Still others are undocumented immigrants with no means of returning to their country of origin, he said.
Jackson offers to pay airfare for patients who are undocumented immigrants, Knight said. But hospital administrators also are working with embassies to locate patients’ family members in their home countries and expedite their return.
Another part of the reason patients are staying longer at Jackson is due to the nature of the hospital’s services, said Marcos Lapciuc, chairman of the Trust.
Jackson’s trauma center, burn unit and transplant services all provide care that leans toward long-term stays.
“If we take a look at the business lines that we do, we are almost by definition trauma and transplant heavily skewed,’’ Lapciuc said. “We are going to continue to see longer lengths of stay. We are going to continue to see inefficiencies... because of the nature of our business.’’
Joe Arriola, a Trust member, echoed Lapciuc’s concerns, and said that Jackson has been unable to plan long term for the types of services that patients demand — cardiology, pulmonology — because of the hospital’s financial struggles.
“If we don’t change, if we don’t start selling what people want to buy, we are going to be stuck with what we don’t want, which is this long-term care, the very complex cases and all that,’’ Arriola said. “Long term care, we can’t survive with that. On the contrary, we will sink quickly.’’

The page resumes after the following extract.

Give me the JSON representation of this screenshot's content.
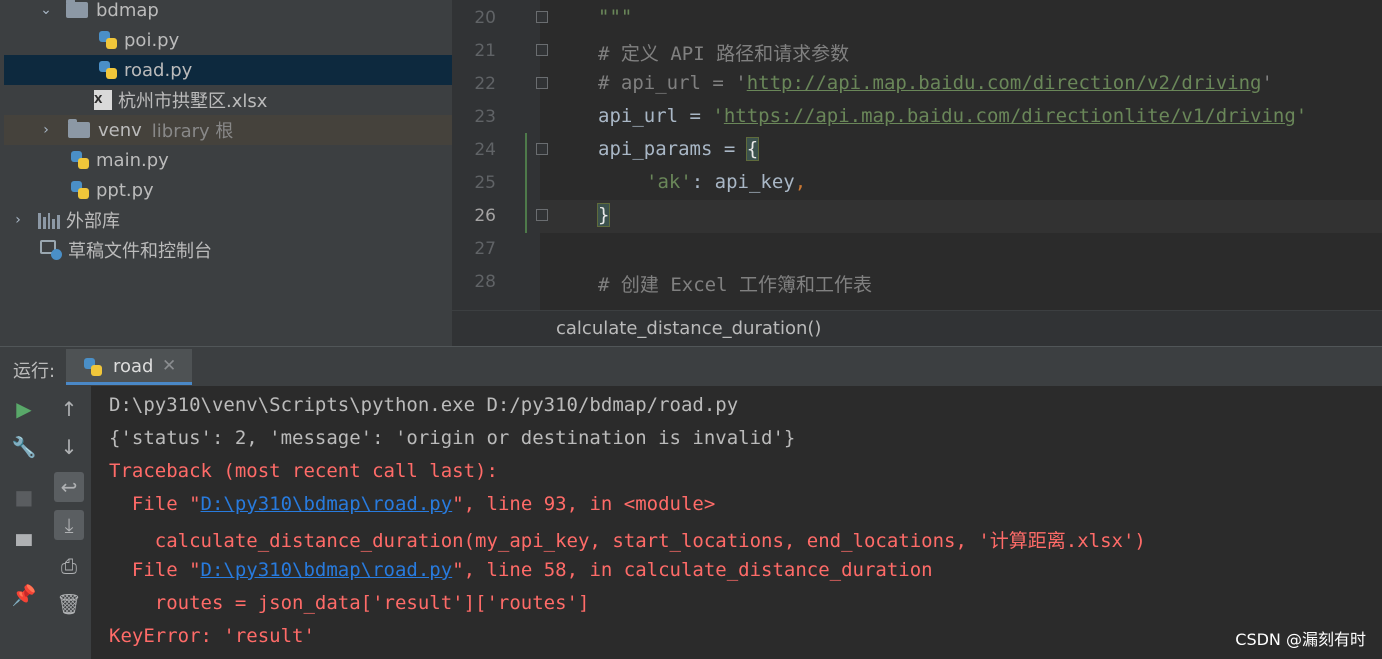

In other business, Trust members attended a meeting of the Miami-Dade County Commission, which was considering a request from Jackson to build a helipad at its satellite hospital in South Miami-Dade. Commissioners approved the helipad unanimously. Jackson officials applied for the helipad in anticipation of opening a trauma center at Jackson South should state legislators allow more trauma centers in the state.